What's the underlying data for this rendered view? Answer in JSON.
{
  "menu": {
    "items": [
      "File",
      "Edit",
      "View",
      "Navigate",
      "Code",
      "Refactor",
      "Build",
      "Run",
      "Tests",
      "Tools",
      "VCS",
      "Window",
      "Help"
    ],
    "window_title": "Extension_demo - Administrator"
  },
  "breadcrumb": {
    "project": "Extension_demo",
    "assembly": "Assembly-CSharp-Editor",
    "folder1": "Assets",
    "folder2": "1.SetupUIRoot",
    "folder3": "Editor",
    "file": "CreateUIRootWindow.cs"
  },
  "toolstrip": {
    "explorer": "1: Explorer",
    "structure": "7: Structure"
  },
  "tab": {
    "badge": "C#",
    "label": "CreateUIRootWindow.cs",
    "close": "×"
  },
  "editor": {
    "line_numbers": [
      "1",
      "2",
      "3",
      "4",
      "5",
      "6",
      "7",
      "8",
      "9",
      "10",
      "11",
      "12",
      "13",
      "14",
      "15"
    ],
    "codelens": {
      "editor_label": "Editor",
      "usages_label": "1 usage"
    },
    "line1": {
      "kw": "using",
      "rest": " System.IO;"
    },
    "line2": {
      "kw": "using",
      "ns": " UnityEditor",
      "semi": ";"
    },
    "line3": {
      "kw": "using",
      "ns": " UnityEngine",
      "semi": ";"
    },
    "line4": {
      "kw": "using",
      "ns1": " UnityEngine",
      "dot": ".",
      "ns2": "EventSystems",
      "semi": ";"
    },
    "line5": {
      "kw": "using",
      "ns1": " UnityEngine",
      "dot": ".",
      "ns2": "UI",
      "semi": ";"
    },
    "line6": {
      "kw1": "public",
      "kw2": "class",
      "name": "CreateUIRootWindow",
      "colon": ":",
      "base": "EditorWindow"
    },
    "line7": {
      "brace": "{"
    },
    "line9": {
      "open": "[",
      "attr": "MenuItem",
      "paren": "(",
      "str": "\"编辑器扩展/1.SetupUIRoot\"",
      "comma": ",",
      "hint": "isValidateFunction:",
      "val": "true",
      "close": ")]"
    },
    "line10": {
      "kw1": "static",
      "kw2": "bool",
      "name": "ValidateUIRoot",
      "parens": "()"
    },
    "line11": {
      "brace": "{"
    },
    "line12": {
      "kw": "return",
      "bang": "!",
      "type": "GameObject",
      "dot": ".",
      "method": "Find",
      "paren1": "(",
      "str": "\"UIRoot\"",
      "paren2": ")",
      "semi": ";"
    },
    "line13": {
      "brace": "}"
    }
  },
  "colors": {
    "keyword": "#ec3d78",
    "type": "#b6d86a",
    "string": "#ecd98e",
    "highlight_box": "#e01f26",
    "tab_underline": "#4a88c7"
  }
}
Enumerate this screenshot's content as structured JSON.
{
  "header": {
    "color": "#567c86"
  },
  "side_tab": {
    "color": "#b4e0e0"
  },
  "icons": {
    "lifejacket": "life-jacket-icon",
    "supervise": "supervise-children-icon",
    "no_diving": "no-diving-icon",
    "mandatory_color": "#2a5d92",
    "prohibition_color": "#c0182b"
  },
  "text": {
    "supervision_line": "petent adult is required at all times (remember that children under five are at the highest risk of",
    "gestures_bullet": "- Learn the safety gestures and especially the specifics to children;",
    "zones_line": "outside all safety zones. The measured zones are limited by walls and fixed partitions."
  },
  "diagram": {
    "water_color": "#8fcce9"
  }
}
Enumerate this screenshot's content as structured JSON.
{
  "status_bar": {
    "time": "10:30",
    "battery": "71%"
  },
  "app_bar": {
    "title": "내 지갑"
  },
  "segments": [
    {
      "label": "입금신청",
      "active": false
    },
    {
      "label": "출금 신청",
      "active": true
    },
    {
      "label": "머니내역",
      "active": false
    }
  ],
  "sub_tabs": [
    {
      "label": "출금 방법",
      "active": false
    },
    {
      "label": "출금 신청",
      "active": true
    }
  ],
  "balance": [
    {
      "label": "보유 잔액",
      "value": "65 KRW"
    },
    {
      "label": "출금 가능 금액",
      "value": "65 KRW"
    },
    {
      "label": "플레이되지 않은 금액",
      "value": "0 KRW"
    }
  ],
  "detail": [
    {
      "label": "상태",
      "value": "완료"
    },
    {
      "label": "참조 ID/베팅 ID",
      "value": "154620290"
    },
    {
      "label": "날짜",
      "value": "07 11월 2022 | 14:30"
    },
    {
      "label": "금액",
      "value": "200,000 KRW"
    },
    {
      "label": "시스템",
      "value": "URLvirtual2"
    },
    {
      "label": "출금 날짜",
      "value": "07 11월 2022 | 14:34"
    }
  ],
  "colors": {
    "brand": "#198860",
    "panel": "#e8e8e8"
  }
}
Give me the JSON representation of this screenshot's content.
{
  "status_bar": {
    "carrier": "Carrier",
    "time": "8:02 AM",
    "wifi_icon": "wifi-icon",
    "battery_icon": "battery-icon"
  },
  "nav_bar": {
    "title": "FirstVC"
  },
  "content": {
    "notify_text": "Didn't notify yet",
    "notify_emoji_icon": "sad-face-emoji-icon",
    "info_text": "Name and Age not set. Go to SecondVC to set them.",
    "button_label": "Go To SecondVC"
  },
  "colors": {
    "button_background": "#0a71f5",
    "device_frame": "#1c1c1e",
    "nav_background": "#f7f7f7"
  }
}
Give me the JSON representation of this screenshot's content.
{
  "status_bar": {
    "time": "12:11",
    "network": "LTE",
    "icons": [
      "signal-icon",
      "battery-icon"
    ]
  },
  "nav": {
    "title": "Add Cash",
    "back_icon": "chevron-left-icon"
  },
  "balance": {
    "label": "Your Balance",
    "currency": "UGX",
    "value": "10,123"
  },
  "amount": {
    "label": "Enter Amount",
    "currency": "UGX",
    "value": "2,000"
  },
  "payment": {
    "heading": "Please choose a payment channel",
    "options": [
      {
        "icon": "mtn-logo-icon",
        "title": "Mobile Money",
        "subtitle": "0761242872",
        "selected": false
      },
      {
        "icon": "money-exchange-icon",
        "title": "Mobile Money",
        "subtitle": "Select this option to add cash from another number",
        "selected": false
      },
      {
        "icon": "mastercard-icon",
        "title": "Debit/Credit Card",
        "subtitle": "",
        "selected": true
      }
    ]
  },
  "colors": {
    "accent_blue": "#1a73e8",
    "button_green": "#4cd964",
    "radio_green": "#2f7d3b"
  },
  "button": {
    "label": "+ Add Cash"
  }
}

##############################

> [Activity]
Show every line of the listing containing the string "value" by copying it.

> [Response to the task]
      "value": "65 KRW"
      "value": "65 KRW"
      "value": "0 KRW"
      "value": "완료"
      "value": "154620290"
      "value": "07 11월 2022 | 14:30"
      "value": "200,000 KRW"
      "value": "URLvirtual2"
      "value": "07 11월 2022 | 14:34"
    "value": "10,123"
    "value": "2,000"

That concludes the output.